Roscoe Filburn chose not to engage in commerce but the US Supreme Court found that not engaging in commerce affects interstate commerce due to the fact that such a decision removes demand on an product traded between the states. In this case wheat.
Their decision was one that allowed the government the power to force individuals to engage in commerce.
Wickard v. Filburn, 317 U.S. 111 (1942), was a United States Supreme Court decision that recognized the power of the federal government to regulate economic activity.

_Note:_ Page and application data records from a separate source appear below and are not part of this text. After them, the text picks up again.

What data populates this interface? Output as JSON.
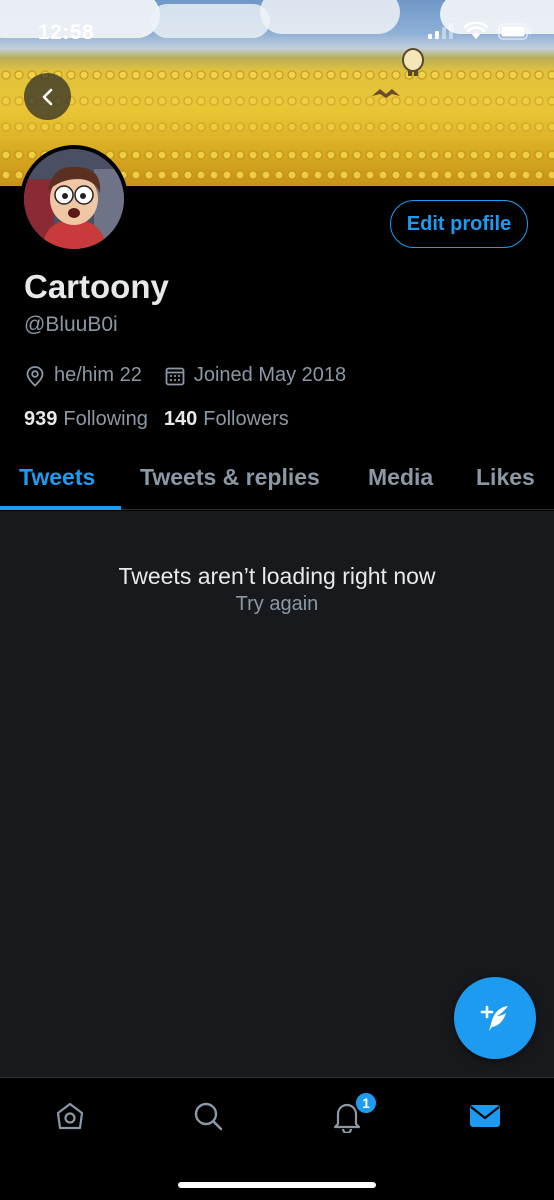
{
  "status_bar": {
    "time": "12:58"
  },
  "profile": {
    "display_name": "Cartoony",
    "handle": "@BluuB0i",
    "bio_location": "he/him 22",
    "joined": "Joined May 2018",
    "following_count": "939",
    "following_label": "Following",
    "followers_count": "140",
    "followers_label": "Followers",
    "edit_button_label": "Edit profile"
  },
  "tabs": [
    {
      "label": "Tweets",
      "active": true
    },
    {
      "label": "Tweets & replies",
      "active": false
    },
    {
      "label": "Media",
      "active": false
    },
    {
      "label": "Likes",
      "active": false
    }
  ],
  "content": {
    "empty_title": "Tweets aren’t loading right now",
    "retry_label": "Try again"
  },
  "tab_bar": {
    "items": [
      "home-icon",
      "search-icon",
      "notifications-icon",
      "messages-icon"
    ],
    "notifications_badge": "1"
  },
  "colors": {
    "accent": "#1d9bf0",
    "background": "#000000",
    "content_bg": "#18191c",
    "muted": "#8b98a5"
  }
}
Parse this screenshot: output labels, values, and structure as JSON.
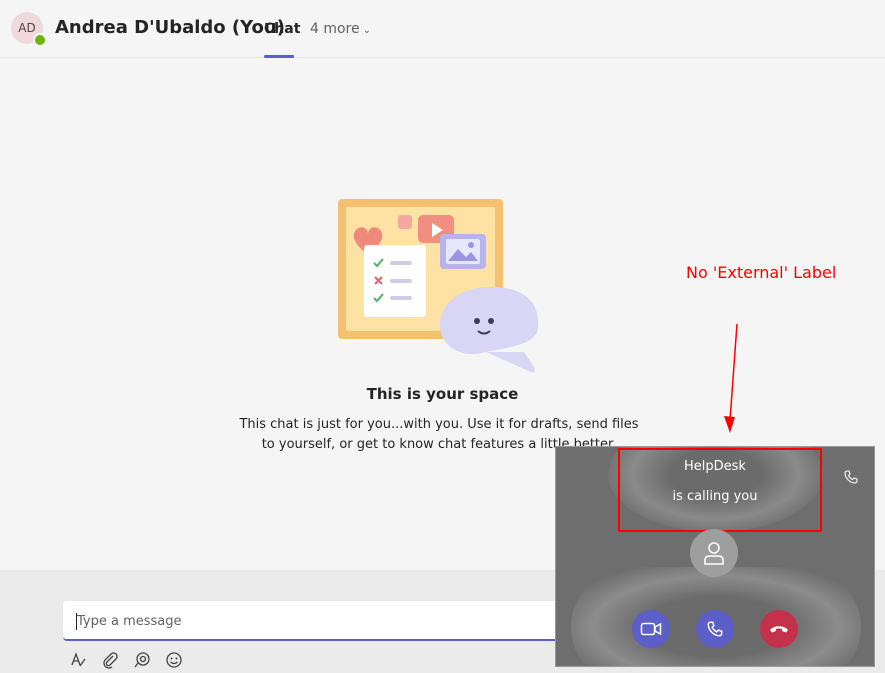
{
  "header": {
    "avatar_initials": "AD",
    "title": "Andrea D'Ubaldo (You)",
    "tabs": [
      {
        "label": "Chat",
        "active": true
      },
      {
        "label": "4 more",
        "dropdown": true
      }
    ]
  },
  "empty_state": {
    "title": "This is your space",
    "description": "This chat is just for you...with you. Use it for drafts, send files to yourself, or get to know chat features a little better."
  },
  "compose": {
    "placeholder": "Type a message",
    "tools": [
      "format-icon",
      "attach-icon",
      "loop-icon",
      "emoji-icon"
    ]
  },
  "annotation": {
    "text": "No 'External' Label",
    "color": "#ff0000"
  },
  "call_toast": {
    "caller": "HelpDesk",
    "status": "is calling you",
    "buttons": [
      "accept-video",
      "accept-audio",
      "decline"
    ]
  },
  "colors": {
    "accent": "#5b5fc7",
    "decline": "#c4314b",
    "presence": "#6bb700"
  }
}
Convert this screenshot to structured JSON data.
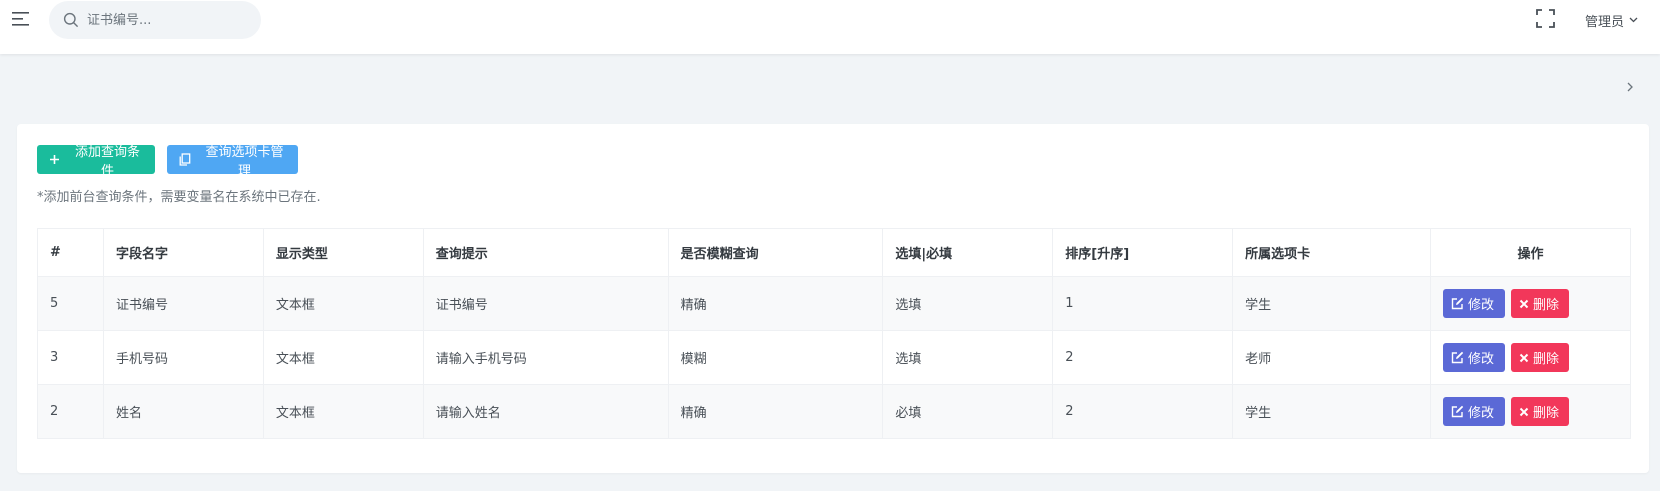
{
  "header": {
    "search_placeholder": "证书编号...",
    "user_label": "管理员"
  },
  "toolbar": {
    "add_label": "添加查询条件",
    "tab_manage_label": "查询选项卡管理",
    "hint": "*添加前台查询条件，需要变量名在系统中已存在."
  },
  "table": {
    "headers": [
      "#",
      "字段名字",
      "显示类型",
      "查询提示",
      "是否模糊查询",
      "选填|必填",
      "排序[升序]",
      "所属选项卡",
      "操作"
    ],
    "rows": [
      [
        "5",
        "证书编号",
        "文本框",
        "证书编号",
        "精确",
        "选填",
        "1",
        "学生"
      ],
      [
        "3",
        "手机号码",
        "文本框",
        "请输入手机号码",
        "模糊",
        "选填",
        "2",
        "老师"
      ],
      [
        "2",
        "姓名",
        "文本框",
        "请输入姓名",
        "精确",
        "必填",
        "2",
        "学生"
      ]
    ],
    "edit_label": "修改",
    "delete_label": "删除"
  },
  "colors": {
    "add_button": "#1abc9c",
    "tab_button": "#4fa7f3",
    "edit_button": "#5b69d6",
    "delete_button": "#f2375a"
  },
  "icons": {
    "menu": "menu-icon",
    "search": "search-icon",
    "fullscreen": "fullscreen-icon",
    "caret": "chevron-down-icon",
    "breadcrumb": "chevron-right-icon",
    "add": "plus-icon",
    "tab": "copy-icon",
    "edit": "edit-icon",
    "delete": "close-icon"
  }
}
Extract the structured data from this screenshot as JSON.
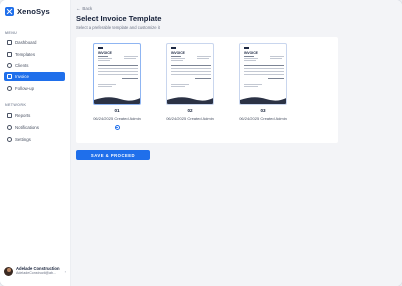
{
  "brand": {
    "name": "XenoSys"
  },
  "sidebar": {
    "menu_label": "MENU",
    "items": [
      {
        "label": "Dashboard",
        "icon": "grid-icon"
      },
      {
        "label": "Templates",
        "icon": "template-icon"
      },
      {
        "label": "Clients",
        "icon": "users-icon"
      },
      {
        "label": "Invoice",
        "icon": "invoice-icon",
        "active": true
      },
      {
        "label": "Follow-up",
        "icon": "followup-icon"
      }
    ],
    "network_label": "NETWORK",
    "network_items": [
      {
        "label": "Reports",
        "icon": "reports-icon"
      },
      {
        "label": "Notifications",
        "icon": "bell-icon"
      },
      {
        "label": "Settings",
        "icon": "gear-icon"
      }
    ],
    "user": {
      "name": "Adelade Construction",
      "email": "AdeladeConstructi@ab..."
    }
  },
  "page": {
    "back_label": "Back",
    "title": "Select Invoice Template",
    "subtitle": "Select a preferable template and customize it"
  },
  "templates": [
    {
      "number": "01",
      "date": "06/24/2025",
      "author": "Created Admin",
      "selected": true,
      "doc_title": "INVOICE"
    },
    {
      "number": "02",
      "date": "06/24/2025",
      "author": "Created Admin",
      "selected": false,
      "doc_title": "INVOICE"
    },
    {
      "number": "03",
      "date": "06/24/2025",
      "author": "Created Admin",
      "selected": false,
      "doc_title": "INVOICE"
    }
  ],
  "actions": {
    "proceed_label": "SAVE & PROCEED"
  },
  "colors": {
    "accent": "#1f6feb",
    "text": "#16213a",
    "muted": "#6c7385"
  }
}
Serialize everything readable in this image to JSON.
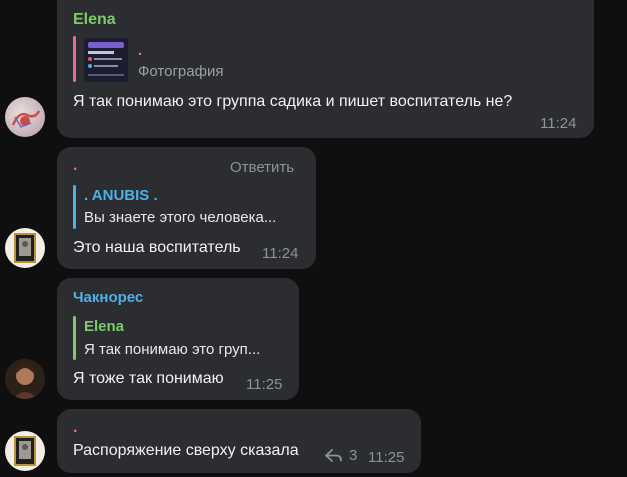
{
  "colors": {
    "background": "#0f0f10",
    "bubble": "#2b2d31",
    "elena": "#7ec96a",
    "pink": "#e66a9e",
    "blue": "#4fb0e6",
    "time": "#8e9299"
  },
  "messages": [
    {
      "sender": "Elena",
      "reply": {
        "name": ".",
        "text": "Фотография"
      },
      "text": "Я так понимаю это группа садика и пишет воспитатель не?",
      "time": "11:24"
    },
    {
      "sender": ".",
      "action": "Ответить",
      "reply": {
        "name": ". ANUBIS .",
        "text": "Вы знаете этого человека..."
      },
      "text": "Это наша воспитатель",
      "time": "11:24"
    },
    {
      "sender": "Чакнорес",
      "reply": {
        "name": "Elena",
        "text": "Я так понимаю это груп..."
      },
      "text": "Я тоже так понимаю",
      "time": "11:25"
    },
    {
      "sender": ".",
      "text": "Распоряжение сверху сказала",
      "replies_count": "3",
      "time": "11:25",
      "icon": "reply-arrow-icon"
    }
  ]
}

A farmer, Roscoe Filburn, was growing wheat for on-farm consumption. The U.S. government had established limits on wheat production based on acreage owned by a farmer, in order to drive up wheat prices during the Great Depression, and Filburn was growing more than the limits permitted. Filburn was ordered to destroy his crops and pay a fine, even though he was producing the excess wheat for his own use and had no intention of selling it.
The Supreme Court interpreted the United States Constitution's Commerce Clause under Article 1 Section 8, which permits the United States Congress "To regulate Commerce with foreign Nations, and among the several States, and with the Indian Tribes". The Court decided that Filburn's wheat growing activities reduced the amount of wheat he would buy for chicken feed on the open market, and because wheat was traded nationally, Filburn's production of more wheat than he was allotted was affecting interstate commerce. Thus, Filburn's production could be regulated by the federal government.
ObamaCare leans heavily on this false interpretation of the Commerce Clause, one made under duress of the Great Depression. Of course, the intent of the commerce clause was to promote, as much as possible, voluntary trade among the states so as to make trade free flowing ... regular. It was in that vein that the federal government was allowed the power to regulate trade --- to make trade regular whether among the states or with other nations.
Is that what ObmaCare does? Does ObamaCare promote free and voluntary trade or does it stifle trade in bureaucracy, fines, penalties and coercion? How is ObamaCare materially different from the barriers to trade that once promised our nation weakness? None.
It is likely that ObamaCare will be found unconstitutional, but ObamaCare's real impact will be more than political. That real impact will be the direct result of ObamaCare's overreach via its reliance on the Commerce Clause.
The Commerce Clause will be reigned in by overturning Wickard Vs Filburn...